Frédéric Chopin’s collection of 21 nocturnes might be the best-known example of the musical form, but did you know the inventor of the nocturne was an Irish composer named John Field?
Field was born into a musical family in Dublin in 1782, and quickly excelled at the piano. In 1792, the young pianist gave his first public performance to rave reviews. An apprenticeship with Muzio Clementi launched a lifelong friendship and helped to jumpstart Field’s career in teaching as well as composition. The Irish Romantic was also a virtuoso, considered by many the preeminent pianist of his day.
Most influentially, John Field originated an entire form of musical composition — the nocturne. As created by Field, the agile, melodic nature of nocturnes deviated from the rigidity of previous compositional forms like the sonata. The expressiveness and songlike nature of Field's nocturnes propelled the new compositional form to popularity. Field published his first nocturne in 1812, and his final, 17th and 18th nocturnes were published after his death in 1837.
Today, the name most associated with the nocturne would have to be Chopin, who was inspired by Field’s piano technique as well as his compositional style throughout his career. However, Chopin’s Romantic era contemporaries Liszt, Clara, and Robert Schumann wrote well-known nocturnes themselves.
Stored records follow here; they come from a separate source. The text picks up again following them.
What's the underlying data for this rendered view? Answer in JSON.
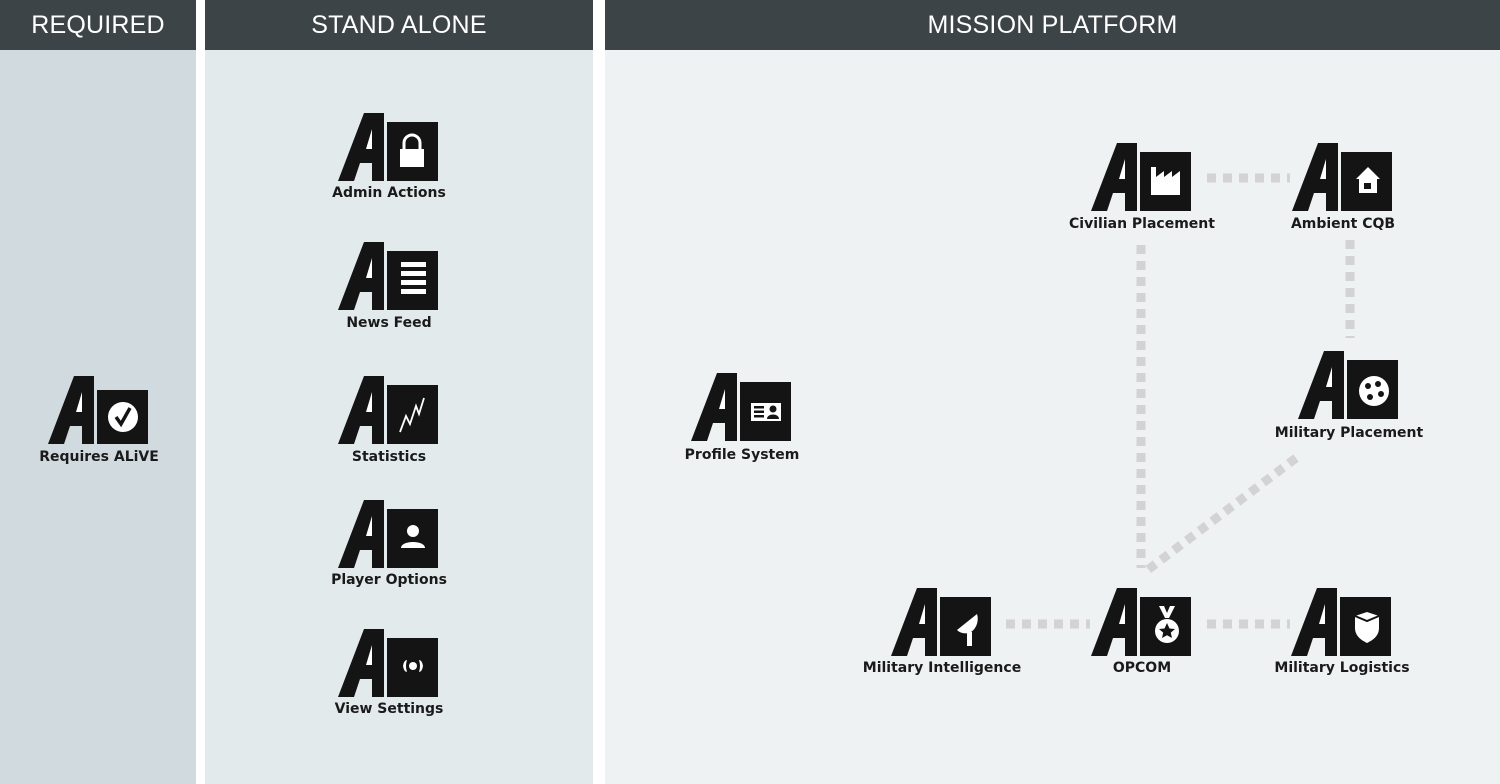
{
  "headers": {
    "required": "REQUIRED",
    "stand_alone": "STAND ALONE",
    "mission_platform": "MISSION PLATFORM"
  },
  "colors": {
    "header_bg": "#3d4447",
    "required_bg": "#d1dbdf",
    "stand_alone_bg": "#e3eaec",
    "mission_bg": "#eef2f2",
    "logo": "#141414",
    "connector": "#d3d3d3"
  },
  "modules": {
    "requires_alive": {
      "label": "Requires ALiVE",
      "icon": "checkmark-circle-icon"
    },
    "admin_actions": {
      "label": "Admin Actions",
      "icon": "padlock-icon"
    },
    "news_feed": {
      "label": "News Feed",
      "icon": "list-lines-icon"
    },
    "statistics": {
      "label": "Statistics",
      "icon": "zigzag-graph-icon"
    },
    "player_options": {
      "label": "Player Options",
      "icon": "user-icon"
    },
    "view_settings": {
      "label": "View Settings",
      "icon": "eye-icon"
    },
    "profile_system": {
      "label": "Profile System",
      "icon": "id-card-icon"
    },
    "civilian_placement": {
      "label": "Civilian Placement",
      "icon": "factory-icon"
    },
    "ambient_cqb": {
      "label": "Ambient CQB",
      "icon": "house-icon"
    },
    "military_placement": {
      "label": "Military Placement",
      "icon": "dots-circle-icon"
    },
    "military_intelligence": {
      "label": "Military Intelligence",
      "icon": "satellite-dish-icon"
    },
    "opcom": {
      "label": "OPCOM",
      "icon": "medal-star-icon"
    },
    "military_logistics": {
      "label": "Military Logistics",
      "icon": "shield-box-icon"
    }
  },
  "connections": [
    [
      "civilian_placement",
      "ambient_cqb"
    ],
    [
      "ambient_cqb",
      "military_placement"
    ],
    [
      "civilian_placement",
      "opcom"
    ],
    [
      "military_placement",
      "opcom"
    ],
    [
      "military_intelligence",
      "opcom"
    ],
    [
      "opcom",
      "military_logistics"
    ]
  ]
}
The musical form has persisted past the Romantic era, and other notable contributors to the canon of nocturnes include Fauré, Satie, Rachmaninoff — even living composer Lowell Liebermann, who has written 11 Nocturnes for the keyboard.
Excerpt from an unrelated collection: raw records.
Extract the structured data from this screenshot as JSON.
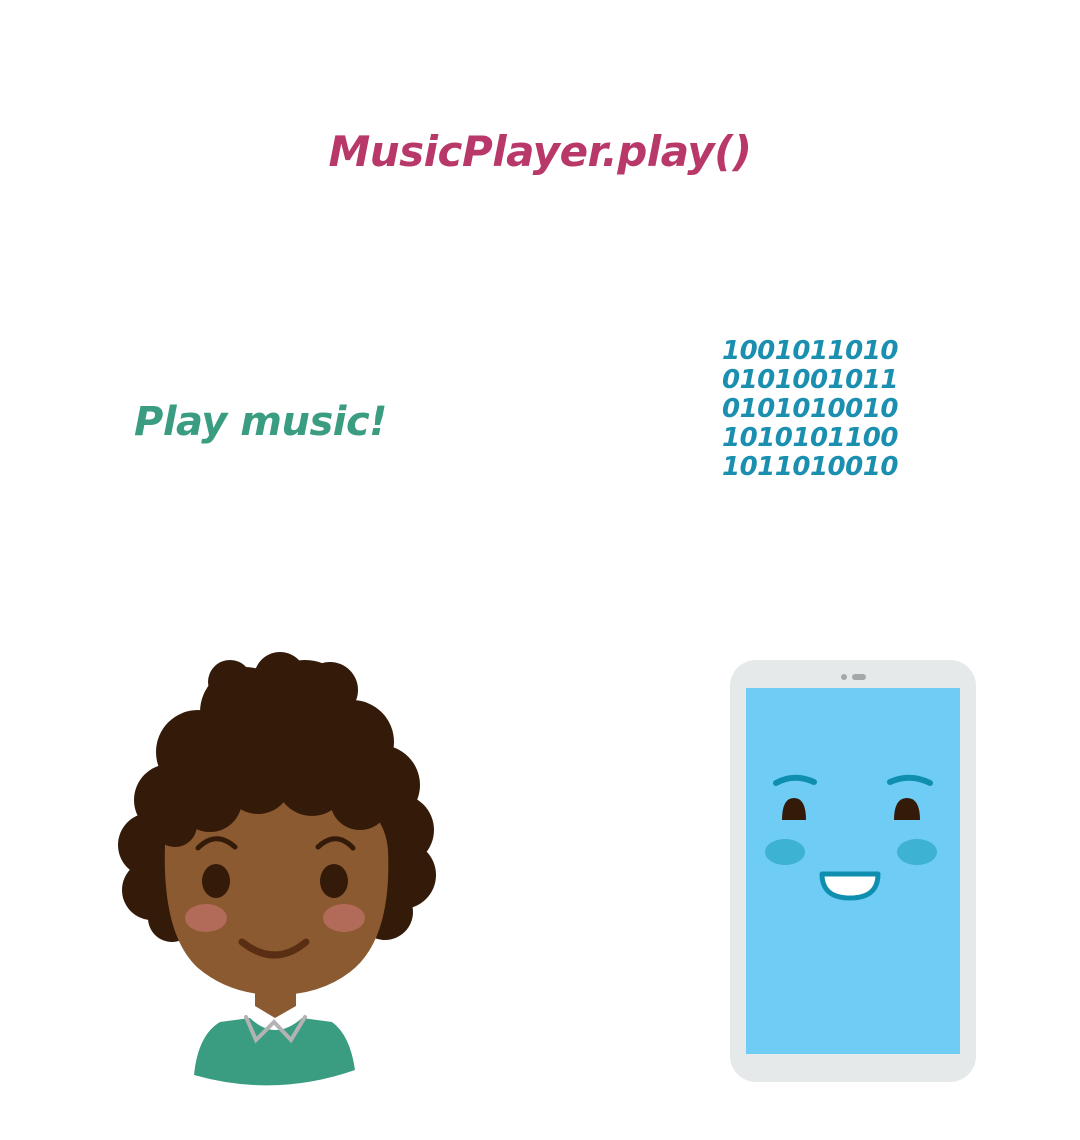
{
  "code_label": "MusicPlayer.play()",
  "speech_label": "Play music!",
  "binary_lines": [
    "1001011010",
    "0101001011",
    "0101010010",
    "1010101100",
    "1011010010"
  ],
  "colors": {
    "code": "#b9386a",
    "speech": "#3a9c80",
    "binary": "#1a8fb0",
    "hair": "#331a09",
    "skin": "#8c5a31",
    "shirt": "#3a9c80",
    "blush_person": "#b36b59",
    "phone_body": "#e5e9ea",
    "phone_screen": "#6fcdf5",
    "phone_accent": "#0f8fb0",
    "blush_phone": "#3db2d3"
  },
  "illustrations": {
    "person": "smiling-person-icon",
    "phone": "smiling-smartphone-icon"
  }
}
Below, get to know the music that started it all, as Irish pianist John O'Conor performs John Field’s 18 Nocturnes for piano.